The Art of Landscaping
Nature’s beauty knows no rival. The allure of a stately shade tree, the calm of trickling water or the joy of a colorful garden are difficult to deny. Through landscaping, homeowners can harness these natural elements and incorporate them into their own property, boosting the appeal and value of the home.
Andrew J. Marble, owner and landscape designer at Billings Nursery & Landscaping, understands the inherent importance of landscaping in both an aesthetic and financial sense. He started learning the business from the ground up. After earning a B.S. in biology from Rocky Mountain College and developing a “mind for science,” he worked in the healthcare field but soon shifted his original focus from medicine to landscape design.
“This was a big shift,” Andrew says. “But by teaching myself design theory through time spent observing designers and reading many landscape architecture and design books, I have grown to love what I do more and more.”
He also enjoys working out in the field with his crews from time to time, gaining further enrichment and learning through hands-on experience.
“I especially enjoy creating environments people enjoy. Using plant-driven designs, water features and artistic stonework, spaces come alive,” he says. “In a time where nearly everything calling for our attention is a screen, we can connect people with nature.”
The benefits of improving a yard extend beyond pleasing the eye. Landscaping projects are an investment in the property.
“The national average for landscaping is 10 percent of the home value,” Andrew says. “However, this can easily reach 20 to 30 percent of the home value if the site is built on a hillside needing retaining or elaborate water features or other elements are desired.”
For long-term value, he says your best bet is simply planting a quality tree in a desirable area.
“A few hundred dollars will be valued in the 10s of thousands in a few decades, as well as provide many assets to your home such as shade and habitat for animals.”
If you don’t have the time to wait 30 years for a tree to mature, curb appeal wins out.
“If you are selling or going to be selling soon, updating the front of your home is generally easy and will make an impression to potential buyers.”
First impressions are always important, so creating an inviting environment around your home can help make guests or potential buyers feel an immediate connection to the property.
As with any home improvement, homeowners should choose their contractors carefully, always have a firm plan and work with the end goal visualized.

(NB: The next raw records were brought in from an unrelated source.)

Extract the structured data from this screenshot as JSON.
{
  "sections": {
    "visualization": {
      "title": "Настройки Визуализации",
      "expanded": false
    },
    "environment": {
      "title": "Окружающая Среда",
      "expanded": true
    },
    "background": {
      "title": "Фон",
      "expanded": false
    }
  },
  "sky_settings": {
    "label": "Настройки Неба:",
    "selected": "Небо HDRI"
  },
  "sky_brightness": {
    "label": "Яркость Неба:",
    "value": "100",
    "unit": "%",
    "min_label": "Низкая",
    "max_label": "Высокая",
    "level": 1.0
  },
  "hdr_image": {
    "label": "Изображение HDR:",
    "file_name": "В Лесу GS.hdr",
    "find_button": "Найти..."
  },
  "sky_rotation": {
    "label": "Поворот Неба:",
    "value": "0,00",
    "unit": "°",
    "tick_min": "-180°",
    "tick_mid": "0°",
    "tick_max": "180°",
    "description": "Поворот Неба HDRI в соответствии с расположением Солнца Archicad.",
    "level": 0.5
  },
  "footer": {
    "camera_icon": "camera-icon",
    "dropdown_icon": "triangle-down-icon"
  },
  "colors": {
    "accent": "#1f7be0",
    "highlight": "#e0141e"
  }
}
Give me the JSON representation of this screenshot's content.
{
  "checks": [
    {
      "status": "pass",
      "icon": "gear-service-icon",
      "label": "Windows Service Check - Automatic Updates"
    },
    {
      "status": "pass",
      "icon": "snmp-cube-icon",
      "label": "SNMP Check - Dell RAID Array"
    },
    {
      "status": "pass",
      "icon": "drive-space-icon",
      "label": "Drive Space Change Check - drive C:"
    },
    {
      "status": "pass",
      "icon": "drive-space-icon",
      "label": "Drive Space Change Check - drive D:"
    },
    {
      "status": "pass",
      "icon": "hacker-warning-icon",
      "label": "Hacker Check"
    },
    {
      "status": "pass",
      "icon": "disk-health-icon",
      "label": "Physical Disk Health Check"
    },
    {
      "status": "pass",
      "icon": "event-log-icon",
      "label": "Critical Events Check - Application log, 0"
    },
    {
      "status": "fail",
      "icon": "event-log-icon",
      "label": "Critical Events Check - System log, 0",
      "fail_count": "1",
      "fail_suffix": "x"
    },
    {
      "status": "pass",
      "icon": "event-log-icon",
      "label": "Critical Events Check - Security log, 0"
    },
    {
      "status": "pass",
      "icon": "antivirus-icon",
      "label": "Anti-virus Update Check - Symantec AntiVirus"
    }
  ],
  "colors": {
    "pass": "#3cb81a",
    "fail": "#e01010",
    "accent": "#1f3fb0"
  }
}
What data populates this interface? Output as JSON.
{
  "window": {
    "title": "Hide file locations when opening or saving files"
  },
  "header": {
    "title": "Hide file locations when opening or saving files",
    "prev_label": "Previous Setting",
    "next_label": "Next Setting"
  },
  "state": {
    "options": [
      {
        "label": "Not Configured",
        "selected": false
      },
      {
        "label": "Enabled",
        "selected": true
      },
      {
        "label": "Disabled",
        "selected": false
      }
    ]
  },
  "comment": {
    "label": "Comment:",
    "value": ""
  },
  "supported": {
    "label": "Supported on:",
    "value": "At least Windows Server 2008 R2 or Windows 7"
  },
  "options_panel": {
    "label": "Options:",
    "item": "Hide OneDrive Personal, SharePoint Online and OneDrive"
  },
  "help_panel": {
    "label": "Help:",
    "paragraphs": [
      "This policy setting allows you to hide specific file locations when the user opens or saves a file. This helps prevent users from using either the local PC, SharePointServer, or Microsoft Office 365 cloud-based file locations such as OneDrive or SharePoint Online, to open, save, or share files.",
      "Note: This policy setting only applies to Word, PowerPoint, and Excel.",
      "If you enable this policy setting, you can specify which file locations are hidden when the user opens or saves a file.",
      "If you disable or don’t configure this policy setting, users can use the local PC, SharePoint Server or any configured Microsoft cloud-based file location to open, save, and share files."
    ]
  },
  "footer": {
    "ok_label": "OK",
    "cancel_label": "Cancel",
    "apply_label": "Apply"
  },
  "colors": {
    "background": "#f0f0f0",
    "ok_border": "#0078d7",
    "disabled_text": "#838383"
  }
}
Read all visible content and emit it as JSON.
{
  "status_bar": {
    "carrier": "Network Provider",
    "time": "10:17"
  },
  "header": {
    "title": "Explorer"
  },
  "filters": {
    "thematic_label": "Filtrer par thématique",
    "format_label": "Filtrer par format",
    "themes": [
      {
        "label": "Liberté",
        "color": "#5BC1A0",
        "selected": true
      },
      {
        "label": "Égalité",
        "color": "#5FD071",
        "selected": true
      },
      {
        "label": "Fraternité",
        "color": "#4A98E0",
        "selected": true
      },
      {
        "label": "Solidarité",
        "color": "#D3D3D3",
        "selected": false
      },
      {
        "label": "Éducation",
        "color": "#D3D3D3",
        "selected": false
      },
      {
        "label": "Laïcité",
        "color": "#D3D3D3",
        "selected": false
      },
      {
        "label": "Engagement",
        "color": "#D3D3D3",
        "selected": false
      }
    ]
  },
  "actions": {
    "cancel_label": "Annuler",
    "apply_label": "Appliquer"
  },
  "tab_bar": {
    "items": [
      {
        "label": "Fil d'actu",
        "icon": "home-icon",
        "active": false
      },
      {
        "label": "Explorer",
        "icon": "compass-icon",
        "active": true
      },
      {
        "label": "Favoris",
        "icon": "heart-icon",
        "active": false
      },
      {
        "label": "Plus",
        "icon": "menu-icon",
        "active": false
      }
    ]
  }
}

“Landscaping is a large investment, so choosing your designer and contractor is important,” Andrew says. “See what kind of work they normally do and if they are a good fit for you. If you are doing the landscaping yourself, ensure you have the proper plan in place and know your limitations. Design is the most important part of landscaping if you want to achieve something with order, simplicity, balance, rhythm, proportions, focalization and unity.”
Whether you are hiring someone or tackling the job yourself, Andrew believes you should always integrate professional knowledge into your landscaping endeavors.
“Going to a local nursery, you can ask questions about materials, such as the size and growth rate of plants, so you know where to plant them. Online information can sometimes be incorrect, and true nurserymen and nurserywomen know how plants actually behave in their specific areas. Correct installation of plants and hardscape is critical for long-term success, and many resources are available from local nurseries.”
Additional tips from Andrew on choosing the right landscaping project for you can be found on BillingsLifestyle.com.
Essential Elements of Habitat
When deciding on a project to undertake, homeowners may consider the four essential elements of habitat: food, water, cover and space.
“These four elements, though generally for wild animals, can be designed exclusively for humans and will bring great joy,” Andrew says.
Here are some ideas Andrew believes incorporate each of these four essentials:
- Food “Edible plants are simply fun. Nearly every child (and most adults) love to pick fresh strawberries, grapes or apples. With many other edibles available to grow, even in a pot on a patio or a tree in espalier form, everyone has room for something edible. People love having a connection with their food.”
- Water “Who doesn’t delight in the sound and movement of water? This can be as simple as a birdbath or a small basin in the ground with a bubbling rock above, or a small pond filled with fish and aquatic plants. With more resources and time, a larger system can be achieved such as a swimming pond or large water feature.”
- Cover “Cover can be achieved with a tree as the canopy grows to provide shade. A pergola is a wonderful element that can provide a partial sun screen, but still allow for an open feel. An arbor covered with vines leading to a backyard will provide an element one desires to walk through. Large screening trees or shrubs can provide privacy and wildlife cover, especially evergreens.”
- Space “Space is generally achieved by lawns and provides us areas to play, walk and lie down in the shade under a tree. A granite or flagstone path can provide space through a garden. A paver or flagstone patio will last longer than any other surface and will provide a space to dine, relax or enjoy the warmth of a fire pit. Play areas for kids to enjoy are yet another use of space.”